What the exercise asks: Find out how many lines of the material contain the string "photo" and give only that figure.

Stored data:
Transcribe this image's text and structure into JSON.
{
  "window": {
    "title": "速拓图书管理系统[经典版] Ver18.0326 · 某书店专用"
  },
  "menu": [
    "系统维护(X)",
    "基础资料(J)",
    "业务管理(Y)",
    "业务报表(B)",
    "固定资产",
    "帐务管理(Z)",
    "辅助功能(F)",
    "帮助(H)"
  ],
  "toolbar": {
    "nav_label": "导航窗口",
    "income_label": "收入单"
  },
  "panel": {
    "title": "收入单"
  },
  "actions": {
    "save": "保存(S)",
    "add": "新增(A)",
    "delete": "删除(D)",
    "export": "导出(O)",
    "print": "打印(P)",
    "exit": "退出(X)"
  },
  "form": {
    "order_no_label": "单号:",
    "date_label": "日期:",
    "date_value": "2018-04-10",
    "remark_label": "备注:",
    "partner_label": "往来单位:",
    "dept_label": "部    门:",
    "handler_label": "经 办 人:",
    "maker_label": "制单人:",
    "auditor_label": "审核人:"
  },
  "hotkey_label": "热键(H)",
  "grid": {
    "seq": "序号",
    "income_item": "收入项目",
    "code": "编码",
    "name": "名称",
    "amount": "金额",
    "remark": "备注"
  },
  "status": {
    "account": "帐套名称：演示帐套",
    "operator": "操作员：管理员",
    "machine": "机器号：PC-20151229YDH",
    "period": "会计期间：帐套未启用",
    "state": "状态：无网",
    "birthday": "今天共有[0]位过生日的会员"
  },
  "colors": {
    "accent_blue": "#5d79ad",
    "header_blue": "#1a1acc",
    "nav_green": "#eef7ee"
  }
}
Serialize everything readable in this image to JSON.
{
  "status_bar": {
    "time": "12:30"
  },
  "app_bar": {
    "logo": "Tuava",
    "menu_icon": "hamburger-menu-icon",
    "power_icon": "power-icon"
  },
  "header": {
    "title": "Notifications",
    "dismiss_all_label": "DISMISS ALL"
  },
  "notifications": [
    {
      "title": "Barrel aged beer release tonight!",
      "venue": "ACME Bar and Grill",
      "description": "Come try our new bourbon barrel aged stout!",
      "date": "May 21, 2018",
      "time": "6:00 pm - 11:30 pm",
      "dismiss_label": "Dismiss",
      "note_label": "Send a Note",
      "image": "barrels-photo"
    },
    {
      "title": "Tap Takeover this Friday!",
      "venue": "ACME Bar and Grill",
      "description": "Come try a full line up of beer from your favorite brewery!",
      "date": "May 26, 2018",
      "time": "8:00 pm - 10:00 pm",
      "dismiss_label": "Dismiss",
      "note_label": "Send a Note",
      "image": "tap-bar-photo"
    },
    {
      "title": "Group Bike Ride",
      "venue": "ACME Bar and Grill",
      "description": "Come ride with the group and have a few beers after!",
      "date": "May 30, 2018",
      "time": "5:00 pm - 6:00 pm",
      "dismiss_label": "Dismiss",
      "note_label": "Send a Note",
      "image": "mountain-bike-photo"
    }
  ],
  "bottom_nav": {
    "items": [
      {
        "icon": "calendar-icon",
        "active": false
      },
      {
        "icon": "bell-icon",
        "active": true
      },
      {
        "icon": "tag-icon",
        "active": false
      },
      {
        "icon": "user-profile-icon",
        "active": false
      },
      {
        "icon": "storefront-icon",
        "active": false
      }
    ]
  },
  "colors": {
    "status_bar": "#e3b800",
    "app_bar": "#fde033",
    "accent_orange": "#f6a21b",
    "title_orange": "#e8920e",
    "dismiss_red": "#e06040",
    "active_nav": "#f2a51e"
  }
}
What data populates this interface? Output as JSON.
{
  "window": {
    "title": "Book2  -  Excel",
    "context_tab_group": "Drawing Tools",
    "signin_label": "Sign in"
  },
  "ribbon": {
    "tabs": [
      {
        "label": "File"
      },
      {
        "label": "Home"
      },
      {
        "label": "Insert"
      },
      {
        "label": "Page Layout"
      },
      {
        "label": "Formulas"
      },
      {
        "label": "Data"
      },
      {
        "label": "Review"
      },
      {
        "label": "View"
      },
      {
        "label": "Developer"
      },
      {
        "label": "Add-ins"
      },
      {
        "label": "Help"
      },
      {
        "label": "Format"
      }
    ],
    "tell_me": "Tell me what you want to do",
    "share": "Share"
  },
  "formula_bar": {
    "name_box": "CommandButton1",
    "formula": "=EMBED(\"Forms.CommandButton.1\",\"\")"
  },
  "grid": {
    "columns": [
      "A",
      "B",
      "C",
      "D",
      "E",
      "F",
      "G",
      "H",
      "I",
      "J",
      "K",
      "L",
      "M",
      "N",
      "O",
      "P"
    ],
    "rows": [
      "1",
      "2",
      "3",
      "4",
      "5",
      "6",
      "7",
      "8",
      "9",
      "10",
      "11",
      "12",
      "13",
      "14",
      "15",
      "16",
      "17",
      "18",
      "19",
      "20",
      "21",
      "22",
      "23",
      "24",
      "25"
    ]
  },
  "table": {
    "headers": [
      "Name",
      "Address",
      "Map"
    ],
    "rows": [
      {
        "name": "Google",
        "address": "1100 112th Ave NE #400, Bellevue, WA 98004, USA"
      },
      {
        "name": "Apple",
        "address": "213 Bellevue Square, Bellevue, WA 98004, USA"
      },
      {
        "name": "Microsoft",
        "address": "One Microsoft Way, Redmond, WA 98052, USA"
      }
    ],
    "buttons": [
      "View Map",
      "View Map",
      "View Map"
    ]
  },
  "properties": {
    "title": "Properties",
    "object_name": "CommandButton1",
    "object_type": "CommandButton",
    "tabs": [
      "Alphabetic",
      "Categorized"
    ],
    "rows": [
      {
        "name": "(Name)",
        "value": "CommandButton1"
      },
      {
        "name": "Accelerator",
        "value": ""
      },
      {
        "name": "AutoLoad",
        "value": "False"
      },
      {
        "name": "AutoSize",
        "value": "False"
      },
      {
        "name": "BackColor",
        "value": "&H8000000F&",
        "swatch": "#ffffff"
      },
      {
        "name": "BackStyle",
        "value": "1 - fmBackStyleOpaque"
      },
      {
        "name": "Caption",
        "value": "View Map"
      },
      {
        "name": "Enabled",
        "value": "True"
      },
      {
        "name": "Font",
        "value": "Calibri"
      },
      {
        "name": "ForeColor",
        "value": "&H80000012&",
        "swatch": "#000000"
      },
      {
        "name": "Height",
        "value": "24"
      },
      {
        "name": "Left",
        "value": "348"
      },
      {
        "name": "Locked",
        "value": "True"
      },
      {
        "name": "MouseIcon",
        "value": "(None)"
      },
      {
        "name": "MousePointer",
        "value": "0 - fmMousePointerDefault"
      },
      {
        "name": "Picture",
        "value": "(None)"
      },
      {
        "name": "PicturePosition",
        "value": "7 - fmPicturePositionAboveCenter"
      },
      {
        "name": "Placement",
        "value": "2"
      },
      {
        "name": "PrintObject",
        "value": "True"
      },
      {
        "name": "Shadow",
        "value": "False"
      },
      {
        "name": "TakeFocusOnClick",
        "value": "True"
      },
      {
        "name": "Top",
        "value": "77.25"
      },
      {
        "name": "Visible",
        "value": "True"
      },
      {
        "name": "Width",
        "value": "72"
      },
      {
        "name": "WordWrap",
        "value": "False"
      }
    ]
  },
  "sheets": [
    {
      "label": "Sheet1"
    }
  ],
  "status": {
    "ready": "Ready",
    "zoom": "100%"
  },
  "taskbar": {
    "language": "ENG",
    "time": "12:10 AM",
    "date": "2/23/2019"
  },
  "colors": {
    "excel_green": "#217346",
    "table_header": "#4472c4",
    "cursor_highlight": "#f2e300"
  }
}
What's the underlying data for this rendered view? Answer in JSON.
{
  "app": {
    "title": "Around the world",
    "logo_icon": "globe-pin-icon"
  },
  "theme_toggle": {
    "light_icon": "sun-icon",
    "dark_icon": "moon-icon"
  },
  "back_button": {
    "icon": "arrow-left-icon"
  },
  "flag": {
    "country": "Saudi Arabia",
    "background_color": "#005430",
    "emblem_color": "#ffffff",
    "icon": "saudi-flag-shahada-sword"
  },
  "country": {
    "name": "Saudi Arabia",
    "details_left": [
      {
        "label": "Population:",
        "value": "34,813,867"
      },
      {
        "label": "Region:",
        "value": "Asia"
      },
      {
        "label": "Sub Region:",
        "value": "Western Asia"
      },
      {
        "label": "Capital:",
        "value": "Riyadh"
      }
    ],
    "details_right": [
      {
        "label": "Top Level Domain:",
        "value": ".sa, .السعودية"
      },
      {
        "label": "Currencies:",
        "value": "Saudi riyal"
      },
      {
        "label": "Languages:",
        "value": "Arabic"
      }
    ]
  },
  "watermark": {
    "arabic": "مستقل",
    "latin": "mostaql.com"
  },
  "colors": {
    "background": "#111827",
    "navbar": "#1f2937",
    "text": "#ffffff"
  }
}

Output for this exercise: 3